Georg B. Michels (Author)
McGill-Queen's University Press (2021年3月10日)
During the seventeenth century Hungary's diverse population of peasants, townsmen, soldiers, and county nobles rose up against the violent imposition of the Counter-Reformation, the Habsburg military occupation, and exhorbitant war taxes. In The Habsburg Empire under Siege Georg Michels explores the little-known grassroots revolts that threatened the Habsburgs' hold over the Hungarian borderlands.Based on extensive research in Hungarian, Austrian, and Dutch archives, this revisionist study shifts attention away from high politics, diplomacy, and military confrontation to the popular revolts that took place during the two decades before the 1683 siege of Vienna. Michels reveals a complex environment in which Calvinist Hungarians, Lutheran Slovaks, Lutheran Germans, and Orthodox Ukrainians worked to defend their religion against brutal Habsburg Counter-Reformation campaigns. Challenging preconceived notions of European, Middle Eastern, and East European history, this book tells a dramatic story of Reformation and Counter-Reformation violence, covering proxy wars, guerrilla warfare, refugee flight, migration from Hungary into Ottoman territory, and largely unknown Christian-Muslim encounters. Offering a trans-imperial perspective that reassesses the complex relationship between Hungarians, Habsburgs, and Ottomans, The Habsburg Empire under Siege portrays the resistance of ordinary men and women and their hopes for liberation from Habsburg oppression, reclaiming their place in history.

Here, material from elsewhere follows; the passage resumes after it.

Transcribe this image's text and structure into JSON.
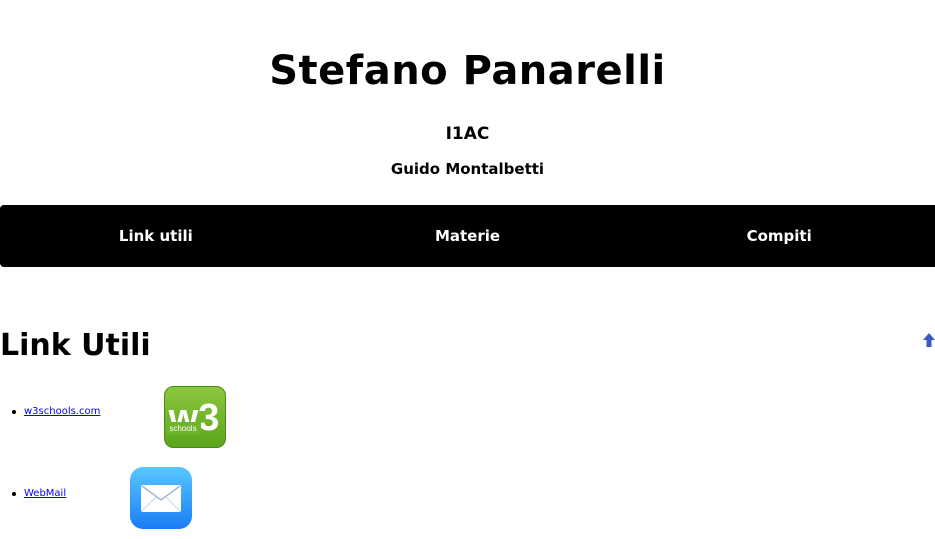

Commercial Cosmopolitanism? Cross-Cultural Objects, Spaces, and Institutions in the Early Modern World
Felicia Gottmann (Editor)
ISBN-13 : 978-0367464615
Cosmopolitanism is not only a philosophical ideal: for many centuries it has also been an everyday practice across the globe. The early modern era saw hitherto unprecedented levels of economic interconnectedness. States, societies, and individuals reacted with a mixture of commercial idealism and commercial anxiety, seeking at once to exploit new opportunities for growth whilst limiting its disruptive effects. In highlighting the range of commercial cosmopolitan practices that grew out of early modern globalisation, the book demonstrates that it provided robust alternatives to the universalising western imperial model of the later period. Deploying a number of interdisciplinary methodologies, the kind of‘methodological cosmopolitanism’that Ulrich Beck has called for, chapters provide agency-centred evaluations of the risks and opportunities inherent in the ambiguous role of the cosmopolitan, who, often playing on and mobilising a number of identities, operated in between and outside of different established legal, social, and cultural systems.
Memory and the Dissolution of the Monasteries in Early Modern England
Cambridge University Press (2021年10月21日)
The dissolution of the monasteries was recalled by individuals and communities alike as a seismic rupture in the religious, cultural, and socio-economic fabric of early modern England. It was also profoundly important in shaping contemporary historical consciousness, the topographical imagination, and local tradition. Memory and the Dissolution is a book about the dissolution of the monasteries after the dissolution. Harriet Lyon argues that our understanding of this historical moment is enriched by taking a long chronological view of the suppression, by exploring how it was remembered to those who witnessed it and how this memory evolved in subsequent generations. Exposing and repudiating the assumptions of a conventional historiography that has long been coloured by Henrician narratives and sources, this book reveals that the fall of the religious houses was remembered as one of the most profound and controversial transformations of the entire English Reformation.